** Opening INFORMATION SHOWN block **

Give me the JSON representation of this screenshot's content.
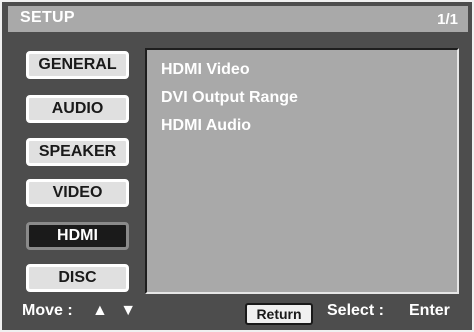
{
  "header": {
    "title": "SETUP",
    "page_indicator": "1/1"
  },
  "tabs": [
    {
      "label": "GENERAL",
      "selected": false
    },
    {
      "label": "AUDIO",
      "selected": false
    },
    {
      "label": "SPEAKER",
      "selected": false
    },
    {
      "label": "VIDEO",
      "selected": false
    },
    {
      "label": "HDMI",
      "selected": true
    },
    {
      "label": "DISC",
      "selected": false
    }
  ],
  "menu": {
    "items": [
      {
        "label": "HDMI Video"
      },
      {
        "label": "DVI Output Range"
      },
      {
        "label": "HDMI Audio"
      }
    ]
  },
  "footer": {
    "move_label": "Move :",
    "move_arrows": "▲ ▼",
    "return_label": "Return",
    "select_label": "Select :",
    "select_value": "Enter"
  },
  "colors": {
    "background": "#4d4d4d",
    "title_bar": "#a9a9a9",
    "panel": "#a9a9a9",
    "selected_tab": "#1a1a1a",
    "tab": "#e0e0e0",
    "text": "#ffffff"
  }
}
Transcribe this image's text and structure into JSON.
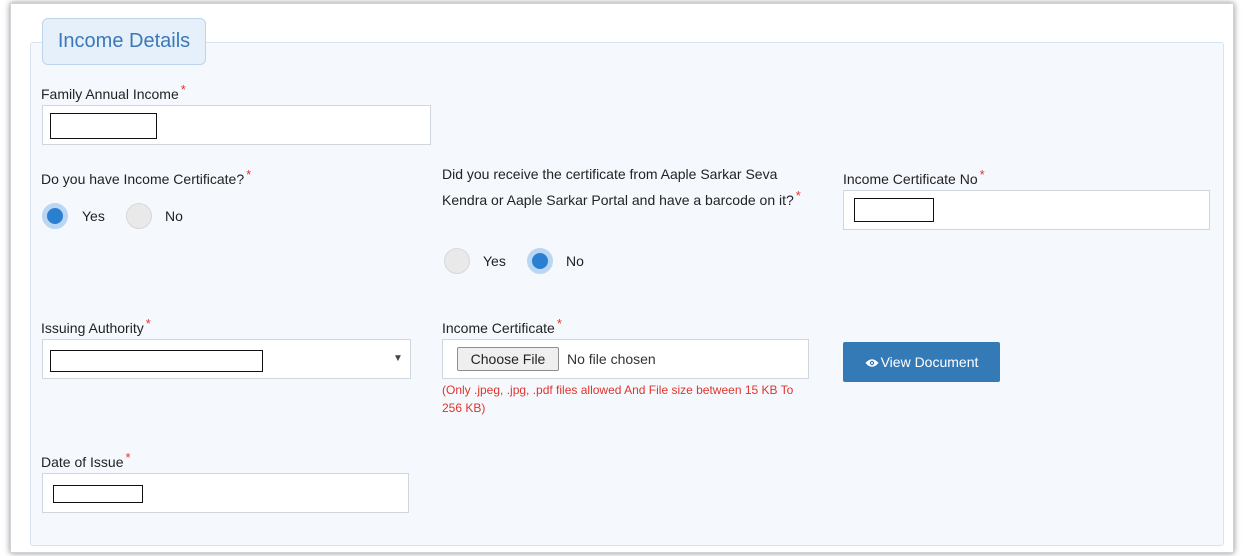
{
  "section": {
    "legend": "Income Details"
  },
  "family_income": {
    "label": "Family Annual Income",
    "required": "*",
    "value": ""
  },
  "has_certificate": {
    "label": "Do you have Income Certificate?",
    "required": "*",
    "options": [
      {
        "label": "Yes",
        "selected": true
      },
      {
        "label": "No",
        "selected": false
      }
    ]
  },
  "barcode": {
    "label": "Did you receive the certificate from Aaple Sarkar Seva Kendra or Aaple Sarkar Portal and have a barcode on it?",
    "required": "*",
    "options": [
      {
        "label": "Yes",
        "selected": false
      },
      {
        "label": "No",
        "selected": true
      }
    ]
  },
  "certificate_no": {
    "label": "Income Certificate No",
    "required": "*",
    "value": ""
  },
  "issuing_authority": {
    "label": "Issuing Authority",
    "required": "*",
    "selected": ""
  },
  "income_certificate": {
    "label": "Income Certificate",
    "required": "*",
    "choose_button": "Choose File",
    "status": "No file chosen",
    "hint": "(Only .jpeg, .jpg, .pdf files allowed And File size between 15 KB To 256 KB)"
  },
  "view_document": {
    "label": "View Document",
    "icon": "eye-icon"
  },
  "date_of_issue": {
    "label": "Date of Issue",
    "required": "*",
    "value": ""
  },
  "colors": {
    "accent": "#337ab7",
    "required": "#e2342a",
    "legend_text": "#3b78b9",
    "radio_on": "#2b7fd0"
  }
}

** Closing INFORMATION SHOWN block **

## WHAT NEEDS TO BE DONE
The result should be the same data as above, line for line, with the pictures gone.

## TASK SOLUTION
Give me the JSON representation of this screenshot's content.
{
  "header": {
    "title": "SETUP",
    "page_indicator": "1/1"
  },
  "tabs": [
    {
      "label": "GENERAL",
      "selected": false
    },
    {
      "label": "AUDIO",
      "selected": false
    },
    {
      "label": "SPEAKER",
      "selected": false
    },
    {
      "label": "VIDEO",
      "selected": false
    },
    {
      "label": "HDMI",
      "selected": true
    },
    {
      "label": "DISC",
      "selected": false
    }
  ],
  "menu": {
    "items": [
      {
        "label": "HDMI Video"
      },
      {
        "label": "DVI Output Range"
      },
      {
        "label": "HDMI Audio"
      }
    ]
  },
  "footer": {
    "move_label": "Move :",
    "move_arrows": "▲ ▼",
    "return_label": "Return",
    "select_label": "Select :",
    "select_value": "Enter"
  },
  "colors": {
    "background": "#4d4d4d",
    "title_bar": "#a9a9a9",
    "panel": "#a9a9a9",
    "selected_tab": "#1a1a1a",
    "tab": "#e0e0e0",
    "text": "#ffffff"
  }
}
Transcribe this image's text and structure into JSON.
{
  "section": {
    "legend": "Income Details"
  },
  "family_income": {
    "label": "Family Annual Income",
    "required": "*",
    "value": ""
  },
  "has_certificate": {
    "label": "Do you have Income Certificate?",
    "required": "*",
    "options": [
      {
        "label": "Yes",
        "selected": true
      },
      {
        "label": "No",
        "selected": false
      }
    ]
  },
  "barcode": {
    "label": "Did you receive the certificate from Aaple Sarkar Seva Kendra or Aaple Sarkar Portal and have a barcode on it?",
    "required": "*",
    "options": [
      {
        "label": "Yes",
        "selected": false
      },
      {
        "label": "No",
        "selected": true
      }
    ]
  },
  "certificate_no": {
    "label": "Income Certificate No",
    "required": "*",
    "value": ""
  },
  "issuing_authority": {
    "label": "Issuing Authority",
    "required": "*",
    "selected": ""
  },
  "income_certificate": {
    "label": "Income Certificate",
    "required": "*",
    "choose_button": "Choose File",
    "status": "No file chosen",
    "hint": "(Only .jpeg, .jpg, .pdf files allowed And File size between 15 KB To 256 KB)"
  },
  "view_document": {
    "label": "View Document",
    "icon": "eye-icon"
  },
  "date_of_issue": {
    "label": "Date of Issue",
    "required": "*",
    "value": ""
  },
  "colors": {
    "accent": "#337ab7",
    "required": "#e2342a",
    "legend_text": "#3b78b9",
    "radio_on": "#2b7fd0"
  }
}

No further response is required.